Before taking the plunge with a code converter, you should have a conversation with a senior software consultant to discuss what your business is about, identify shortcomings, acknowledge your software’s current benefits, as well as the ways in which it is suboptimal. With a discussion such as this behind you, a modern DevOps team can help guide you and your team in the process of designing and engineering a modern software platform that has your users and business firmly in mind – beginning with a project roadmap that plans for your business today as well as tomorrow.
3 reasons why you should consider DOOR3 for software modernization.
- DOOR3 has the background and capacity to understand a wide variety of businesses very rapidly. We can make recommendations within weeks to help your business work smarter and operate better. Unlike a code converter, we don’t envision a copy of something that has long since passed its due date. And unlike a code converter, we help you recapture and own the rules by which your business and your software must operate.
- Good software should reduce friction in the day-to-day work people do. DOOR3 engages in a user-centered approach where automation and facilitation is the name of the game. Our solutions help people work easier, smarter and become more productive. When people are more productive and more efficient a common side effect is that work becomes more pleasant, with less busy work. We do a good job envisioning their work and we know how to make their workflows easier so they can work more efficiently for the sake of the company.
- We can build systems of enormous scale, end to end. Our ratings and reputation speak for themselves. We always get you across the finish line and get your projects done to completion. And your business will work better as a result.
Let’s discuss your next custom software project.

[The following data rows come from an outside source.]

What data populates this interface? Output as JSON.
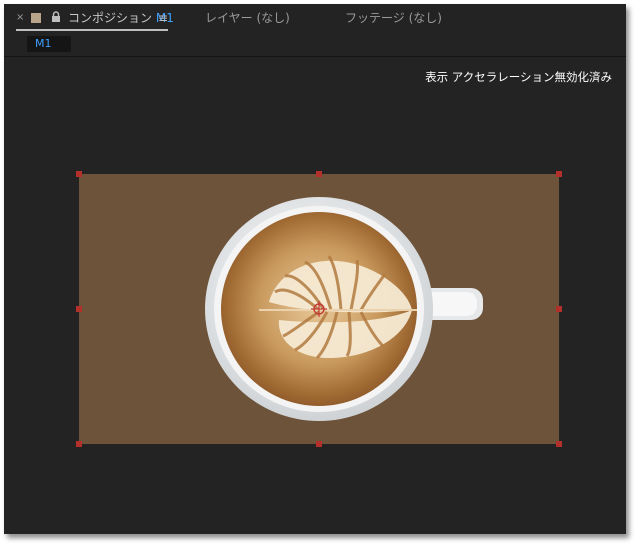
{
  "tabs": {
    "close_glyph": "×",
    "composition_prefix": "コンポジション",
    "composition_name": "M1",
    "menu_glyph": "≡",
    "layer_tab": "レイヤー (なし)",
    "footage_tab": "フッテージ (なし)"
  },
  "breadcrumb": {
    "label": "M1"
  },
  "viewer": {
    "notice": "表示 アクセラレーション無効化済み"
  },
  "icons": {
    "close": "close-icon",
    "swatch": "label-color-icon",
    "lock": "lock-icon",
    "menu": "panel-menu-icon",
    "anchor": "anchor-point-icon"
  },
  "colors": {
    "panel_bg": "#232323",
    "accent_blue": "#3fa0ff",
    "comp_bg": "#6c533a",
    "handle_red": "#b3302a",
    "label_swatch": "#b9a58a"
  }
}
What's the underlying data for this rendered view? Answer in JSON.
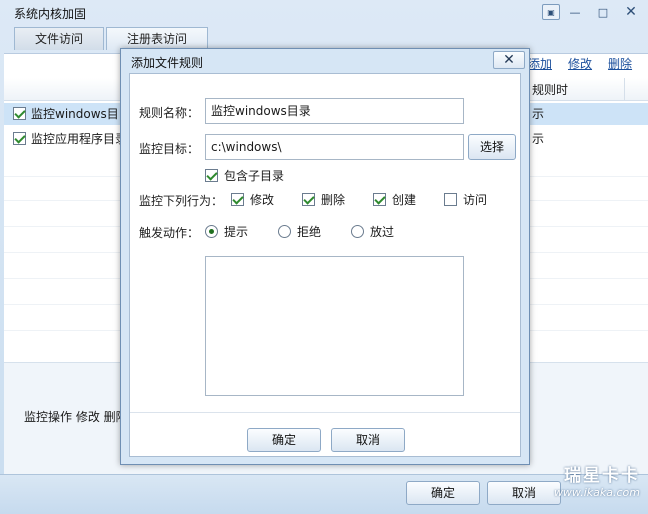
{
  "window": {
    "title": "系统内核加固",
    "controls": {
      "menu": "▣",
      "minimize": "—",
      "maximize": "□",
      "close": "✕"
    }
  },
  "tabs": [
    {
      "label": "文件访问",
      "active": true
    },
    {
      "label": "注册表访问",
      "active": false
    }
  ],
  "toolbar": {
    "add": "添加",
    "edit": "修改",
    "delete": "删除"
  },
  "list": {
    "header_time": "规则时",
    "rows": [
      {
        "name": "监控windows目",
        "time": "示",
        "checked": true,
        "selected": true
      },
      {
        "name": "监控应用程序目录",
        "time": "示",
        "checked": true,
        "selected": false
      }
    ]
  },
  "status_text": "监控操作 修改 删除",
  "footer": {
    "ok": "确定",
    "cancel": "取消"
  },
  "watermark": {
    "brand": "瑞星卡卡",
    "url": "www.ikaka.com"
  },
  "dialog": {
    "title": "添加文件规则",
    "close": "✕",
    "rule_name_label": "规则名称：",
    "rule_name_value": "监控windows目录",
    "target_label": "监控目标：",
    "target_value": "c:\\windows\\",
    "browse": "选择",
    "include_subdirs": {
      "label": "包含子目录",
      "checked": true
    },
    "actions_label": "监控下列行为：",
    "actions": [
      {
        "label": "修改",
        "checked": true
      },
      {
        "label": "删除",
        "checked": true
      },
      {
        "label": "创建",
        "checked": true
      },
      {
        "label": "访问",
        "checked": false
      }
    ],
    "trigger_label": "触发动作：",
    "triggers": [
      {
        "label": "提示",
        "selected": true
      },
      {
        "label": "拒绝",
        "selected": false
      },
      {
        "label": "放过",
        "selected": false
      }
    ],
    "ok": "确定",
    "cancel": "取消"
  },
  "colors": {
    "accent": "#1b4f9c",
    "selection": "#cde3f7",
    "check": "#2f8a2f"
  }
}
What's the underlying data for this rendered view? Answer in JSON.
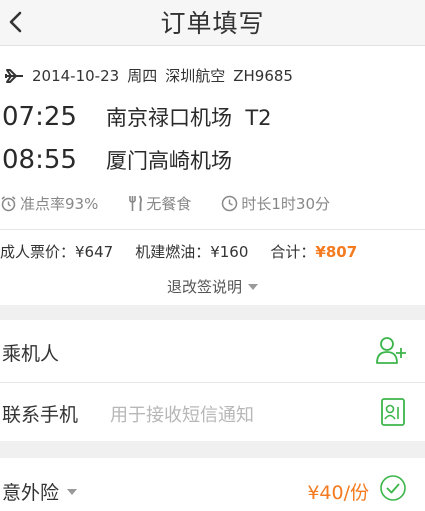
{
  "header": {
    "title": "订单填写",
    "back_icon": "chevron-left-icon"
  },
  "flight": {
    "date": "2014-10-23",
    "weekday": "周四",
    "airline": "深圳航空",
    "flight_no": "ZH9685",
    "departure": {
      "time": "07:25",
      "airport": "南京禄口机场  T2"
    },
    "arrival": {
      "time": "08:55",
      "airport": "厦门高崎机场"
    },
    "on_time": "准点率93%",
    "meal": "无餐食",
    "duration": "时长1时30分"
  },
  "prices": {
    "adult_ticket": "成人票价：¥647",
    "fuel_tax": "机建燃油：¥160",
    "total_label": "合计：",
    "total_value": "¥807"
  },
  "refund_link": "退改签说明",
  "form": {
    "passenger_label": "乘机人",
    "phone_label": "联系手机",
    "phone_placeholder": "用于接收短信通知"
  },
  "insurance": {
    "label": "意外险",
    "price": "¥40/份"
  },
  "colors": {
    "accent_orange": "#f47b20",
    "green": "#3cb54a"
  }
}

DOOR3 creates digital solutions that empower users, engage consumers, elevate brands, and enhance businesses. We have extensive experience crafting custom business software solutions that succeed on every level. We can do the same for you.